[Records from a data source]
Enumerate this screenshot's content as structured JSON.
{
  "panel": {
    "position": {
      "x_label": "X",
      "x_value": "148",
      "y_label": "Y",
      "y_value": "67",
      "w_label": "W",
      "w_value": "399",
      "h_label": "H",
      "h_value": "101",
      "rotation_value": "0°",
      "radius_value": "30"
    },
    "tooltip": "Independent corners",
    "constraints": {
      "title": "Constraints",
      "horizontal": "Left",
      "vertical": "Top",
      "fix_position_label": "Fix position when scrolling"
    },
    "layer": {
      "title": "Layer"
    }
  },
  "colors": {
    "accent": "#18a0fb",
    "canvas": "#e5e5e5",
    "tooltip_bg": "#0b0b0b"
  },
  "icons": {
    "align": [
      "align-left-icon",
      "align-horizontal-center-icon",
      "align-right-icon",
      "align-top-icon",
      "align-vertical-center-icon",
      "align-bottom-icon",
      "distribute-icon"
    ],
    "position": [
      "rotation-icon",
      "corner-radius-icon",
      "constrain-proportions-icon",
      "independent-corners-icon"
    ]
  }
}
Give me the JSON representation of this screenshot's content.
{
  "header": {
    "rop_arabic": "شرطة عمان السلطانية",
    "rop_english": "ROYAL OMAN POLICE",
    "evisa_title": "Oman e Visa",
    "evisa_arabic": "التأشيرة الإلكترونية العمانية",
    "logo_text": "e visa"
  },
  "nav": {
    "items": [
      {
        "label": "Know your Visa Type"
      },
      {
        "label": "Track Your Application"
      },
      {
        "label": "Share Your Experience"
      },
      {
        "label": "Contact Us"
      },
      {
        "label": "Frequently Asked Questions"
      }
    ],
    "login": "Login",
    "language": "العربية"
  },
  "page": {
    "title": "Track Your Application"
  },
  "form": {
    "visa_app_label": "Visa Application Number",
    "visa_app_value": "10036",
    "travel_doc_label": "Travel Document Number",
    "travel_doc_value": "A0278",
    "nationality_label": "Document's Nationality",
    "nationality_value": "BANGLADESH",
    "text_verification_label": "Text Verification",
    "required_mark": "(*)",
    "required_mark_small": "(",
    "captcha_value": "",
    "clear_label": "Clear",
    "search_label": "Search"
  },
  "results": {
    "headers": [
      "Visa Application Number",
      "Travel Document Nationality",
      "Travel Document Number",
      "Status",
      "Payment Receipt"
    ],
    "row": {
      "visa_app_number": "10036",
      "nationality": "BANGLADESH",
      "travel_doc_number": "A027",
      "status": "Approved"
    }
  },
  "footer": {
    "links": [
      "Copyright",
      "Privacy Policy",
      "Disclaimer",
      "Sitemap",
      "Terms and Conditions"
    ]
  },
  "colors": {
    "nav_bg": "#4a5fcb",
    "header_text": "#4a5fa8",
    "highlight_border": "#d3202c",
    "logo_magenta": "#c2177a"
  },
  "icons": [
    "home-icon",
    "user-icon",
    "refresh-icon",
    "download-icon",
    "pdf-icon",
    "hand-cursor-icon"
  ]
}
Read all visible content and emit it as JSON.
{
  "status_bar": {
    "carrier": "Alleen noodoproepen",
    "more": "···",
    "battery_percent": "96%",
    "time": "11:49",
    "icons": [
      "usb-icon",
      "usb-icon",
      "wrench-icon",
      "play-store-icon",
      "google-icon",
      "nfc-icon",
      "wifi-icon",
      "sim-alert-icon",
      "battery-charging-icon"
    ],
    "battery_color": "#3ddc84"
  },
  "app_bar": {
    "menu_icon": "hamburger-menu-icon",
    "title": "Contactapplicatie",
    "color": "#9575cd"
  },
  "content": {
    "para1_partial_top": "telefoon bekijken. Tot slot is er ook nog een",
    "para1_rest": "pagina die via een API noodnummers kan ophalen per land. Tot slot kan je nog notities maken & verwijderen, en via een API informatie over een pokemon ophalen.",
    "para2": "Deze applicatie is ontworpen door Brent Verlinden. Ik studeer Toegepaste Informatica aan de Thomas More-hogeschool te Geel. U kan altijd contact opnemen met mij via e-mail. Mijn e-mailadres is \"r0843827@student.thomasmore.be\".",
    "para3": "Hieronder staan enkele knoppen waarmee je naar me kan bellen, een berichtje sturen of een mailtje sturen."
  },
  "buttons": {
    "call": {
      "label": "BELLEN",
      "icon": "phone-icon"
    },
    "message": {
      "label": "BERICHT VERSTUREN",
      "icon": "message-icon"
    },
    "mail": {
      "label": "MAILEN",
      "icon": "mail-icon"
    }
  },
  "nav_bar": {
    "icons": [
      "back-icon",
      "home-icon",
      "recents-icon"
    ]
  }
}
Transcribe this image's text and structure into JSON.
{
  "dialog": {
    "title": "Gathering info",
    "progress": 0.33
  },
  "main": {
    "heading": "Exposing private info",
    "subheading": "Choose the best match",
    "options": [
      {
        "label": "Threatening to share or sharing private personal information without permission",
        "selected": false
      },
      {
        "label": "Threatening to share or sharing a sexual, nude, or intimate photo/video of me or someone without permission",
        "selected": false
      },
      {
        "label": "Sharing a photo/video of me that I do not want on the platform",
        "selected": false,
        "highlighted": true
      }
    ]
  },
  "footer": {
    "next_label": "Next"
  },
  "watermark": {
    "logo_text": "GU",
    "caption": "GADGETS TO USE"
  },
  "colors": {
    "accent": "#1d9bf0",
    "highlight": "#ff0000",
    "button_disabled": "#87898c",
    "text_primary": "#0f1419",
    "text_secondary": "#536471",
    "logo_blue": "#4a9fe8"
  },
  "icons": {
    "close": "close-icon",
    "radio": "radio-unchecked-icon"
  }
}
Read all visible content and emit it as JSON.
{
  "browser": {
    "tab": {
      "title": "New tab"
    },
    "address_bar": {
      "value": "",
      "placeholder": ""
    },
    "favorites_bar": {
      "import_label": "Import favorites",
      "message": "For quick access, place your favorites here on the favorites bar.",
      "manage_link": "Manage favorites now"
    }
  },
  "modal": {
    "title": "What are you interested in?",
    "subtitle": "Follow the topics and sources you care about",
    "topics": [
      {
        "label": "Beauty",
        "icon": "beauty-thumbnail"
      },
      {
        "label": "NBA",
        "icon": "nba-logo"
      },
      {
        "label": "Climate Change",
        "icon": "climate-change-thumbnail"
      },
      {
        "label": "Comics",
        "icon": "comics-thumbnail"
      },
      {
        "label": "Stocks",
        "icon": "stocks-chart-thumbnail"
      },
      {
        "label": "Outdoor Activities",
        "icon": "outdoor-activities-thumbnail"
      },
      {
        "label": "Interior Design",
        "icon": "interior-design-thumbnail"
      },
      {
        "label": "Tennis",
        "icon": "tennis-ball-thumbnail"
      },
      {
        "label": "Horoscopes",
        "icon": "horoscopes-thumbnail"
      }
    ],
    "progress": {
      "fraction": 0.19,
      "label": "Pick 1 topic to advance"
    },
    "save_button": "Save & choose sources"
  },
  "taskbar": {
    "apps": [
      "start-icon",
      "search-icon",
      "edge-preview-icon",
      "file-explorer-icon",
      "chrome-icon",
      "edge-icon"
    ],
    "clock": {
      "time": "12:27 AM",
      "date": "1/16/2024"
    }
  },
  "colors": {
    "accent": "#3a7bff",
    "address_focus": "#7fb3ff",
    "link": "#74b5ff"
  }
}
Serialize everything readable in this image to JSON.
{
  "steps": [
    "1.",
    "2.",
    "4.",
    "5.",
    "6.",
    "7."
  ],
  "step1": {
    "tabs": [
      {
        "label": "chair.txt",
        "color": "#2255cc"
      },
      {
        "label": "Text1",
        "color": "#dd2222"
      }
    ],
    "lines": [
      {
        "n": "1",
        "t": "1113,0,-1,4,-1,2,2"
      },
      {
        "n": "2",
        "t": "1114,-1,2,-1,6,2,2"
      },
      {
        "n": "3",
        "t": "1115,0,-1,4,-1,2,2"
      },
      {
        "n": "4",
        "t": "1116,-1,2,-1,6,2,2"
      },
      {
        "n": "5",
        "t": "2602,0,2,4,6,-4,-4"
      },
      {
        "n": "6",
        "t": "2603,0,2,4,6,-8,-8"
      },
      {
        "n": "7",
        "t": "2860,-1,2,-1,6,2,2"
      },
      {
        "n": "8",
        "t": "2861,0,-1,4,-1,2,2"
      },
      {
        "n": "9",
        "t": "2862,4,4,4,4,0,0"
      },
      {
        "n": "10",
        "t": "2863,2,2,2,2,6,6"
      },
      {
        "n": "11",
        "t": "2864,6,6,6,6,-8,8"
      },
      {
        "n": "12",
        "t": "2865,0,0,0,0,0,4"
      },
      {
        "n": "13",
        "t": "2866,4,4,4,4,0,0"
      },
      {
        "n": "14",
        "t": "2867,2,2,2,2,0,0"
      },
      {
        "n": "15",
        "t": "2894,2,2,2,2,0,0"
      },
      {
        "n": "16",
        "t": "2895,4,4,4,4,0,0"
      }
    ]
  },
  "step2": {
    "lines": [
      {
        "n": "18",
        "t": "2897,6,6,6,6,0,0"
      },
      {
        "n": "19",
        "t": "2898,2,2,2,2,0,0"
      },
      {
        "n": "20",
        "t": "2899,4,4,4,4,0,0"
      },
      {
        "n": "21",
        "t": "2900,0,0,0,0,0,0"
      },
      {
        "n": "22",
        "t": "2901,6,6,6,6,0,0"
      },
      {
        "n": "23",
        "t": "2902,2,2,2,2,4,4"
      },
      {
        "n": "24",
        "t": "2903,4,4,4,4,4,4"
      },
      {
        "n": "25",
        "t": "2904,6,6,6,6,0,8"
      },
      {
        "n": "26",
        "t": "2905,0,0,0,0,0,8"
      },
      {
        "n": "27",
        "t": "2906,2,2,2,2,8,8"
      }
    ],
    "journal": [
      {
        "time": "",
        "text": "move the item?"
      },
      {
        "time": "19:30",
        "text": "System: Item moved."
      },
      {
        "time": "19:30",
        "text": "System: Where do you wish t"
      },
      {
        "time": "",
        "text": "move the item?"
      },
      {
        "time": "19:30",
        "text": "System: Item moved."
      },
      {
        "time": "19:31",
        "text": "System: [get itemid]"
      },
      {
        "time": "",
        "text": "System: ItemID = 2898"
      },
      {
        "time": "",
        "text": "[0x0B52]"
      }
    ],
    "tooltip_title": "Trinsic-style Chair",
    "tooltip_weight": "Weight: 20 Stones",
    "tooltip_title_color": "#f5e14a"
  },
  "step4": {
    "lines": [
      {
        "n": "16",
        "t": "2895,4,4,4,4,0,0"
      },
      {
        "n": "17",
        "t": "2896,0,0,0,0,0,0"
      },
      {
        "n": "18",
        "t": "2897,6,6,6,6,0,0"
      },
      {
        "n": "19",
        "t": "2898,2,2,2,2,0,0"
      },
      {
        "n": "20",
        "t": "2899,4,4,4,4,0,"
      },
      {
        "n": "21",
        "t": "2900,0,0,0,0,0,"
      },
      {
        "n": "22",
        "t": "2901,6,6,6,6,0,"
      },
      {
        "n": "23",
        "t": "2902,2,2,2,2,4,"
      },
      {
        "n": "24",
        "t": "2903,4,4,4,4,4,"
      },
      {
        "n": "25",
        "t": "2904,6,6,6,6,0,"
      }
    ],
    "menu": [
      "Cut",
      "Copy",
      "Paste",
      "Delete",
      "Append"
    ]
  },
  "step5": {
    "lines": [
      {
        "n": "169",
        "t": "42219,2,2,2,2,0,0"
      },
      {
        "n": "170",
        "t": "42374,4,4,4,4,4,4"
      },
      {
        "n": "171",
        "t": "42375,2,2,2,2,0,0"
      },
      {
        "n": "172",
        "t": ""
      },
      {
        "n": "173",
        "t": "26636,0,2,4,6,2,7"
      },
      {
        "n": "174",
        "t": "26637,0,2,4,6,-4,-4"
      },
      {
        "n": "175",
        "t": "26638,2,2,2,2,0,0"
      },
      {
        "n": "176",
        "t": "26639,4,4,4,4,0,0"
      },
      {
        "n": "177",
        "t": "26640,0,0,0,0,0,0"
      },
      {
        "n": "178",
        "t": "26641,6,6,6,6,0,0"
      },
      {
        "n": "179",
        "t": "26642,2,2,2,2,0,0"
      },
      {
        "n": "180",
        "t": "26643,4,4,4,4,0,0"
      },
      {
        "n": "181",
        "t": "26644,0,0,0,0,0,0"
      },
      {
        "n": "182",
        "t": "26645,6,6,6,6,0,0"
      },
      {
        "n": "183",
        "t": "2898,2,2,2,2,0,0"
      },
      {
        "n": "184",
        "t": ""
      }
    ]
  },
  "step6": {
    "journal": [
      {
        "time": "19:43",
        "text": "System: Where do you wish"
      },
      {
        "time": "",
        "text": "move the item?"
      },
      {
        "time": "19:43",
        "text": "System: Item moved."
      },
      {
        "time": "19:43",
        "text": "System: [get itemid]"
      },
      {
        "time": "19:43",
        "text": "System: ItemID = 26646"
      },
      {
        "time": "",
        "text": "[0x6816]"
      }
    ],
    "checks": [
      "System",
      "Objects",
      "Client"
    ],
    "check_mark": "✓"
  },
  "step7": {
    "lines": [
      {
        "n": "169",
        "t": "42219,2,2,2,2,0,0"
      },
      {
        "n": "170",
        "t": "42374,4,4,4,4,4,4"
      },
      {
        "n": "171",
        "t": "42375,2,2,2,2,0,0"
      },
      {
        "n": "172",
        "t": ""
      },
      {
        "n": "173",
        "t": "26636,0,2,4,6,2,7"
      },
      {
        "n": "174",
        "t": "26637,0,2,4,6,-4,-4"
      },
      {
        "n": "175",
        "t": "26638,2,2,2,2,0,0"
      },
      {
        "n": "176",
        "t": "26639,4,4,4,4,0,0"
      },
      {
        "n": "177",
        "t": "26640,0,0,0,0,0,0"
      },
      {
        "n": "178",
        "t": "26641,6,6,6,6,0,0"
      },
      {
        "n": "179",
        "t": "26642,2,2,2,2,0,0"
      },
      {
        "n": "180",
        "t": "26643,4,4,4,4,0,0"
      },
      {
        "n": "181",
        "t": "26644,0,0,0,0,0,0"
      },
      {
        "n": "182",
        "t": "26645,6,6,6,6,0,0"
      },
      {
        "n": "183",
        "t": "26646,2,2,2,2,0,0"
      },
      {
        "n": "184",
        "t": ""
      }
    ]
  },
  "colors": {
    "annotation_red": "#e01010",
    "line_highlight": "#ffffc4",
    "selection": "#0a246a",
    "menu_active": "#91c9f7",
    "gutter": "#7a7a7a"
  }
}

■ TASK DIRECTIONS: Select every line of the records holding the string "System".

■ RESULT BELOW:
        "text": "System: Item moved."
        "text": "System: Where do you wish t"
        "text": "System: Item moved."
        "text": "System: [get itemid]"
        "text": "System: ItemID = 2898"
        "text": "System: Where do you wish"
        "text": "System: Item moved."
        "text": "System: [get itemid]"
        "text": "System: ItemID = 26646"
      "System",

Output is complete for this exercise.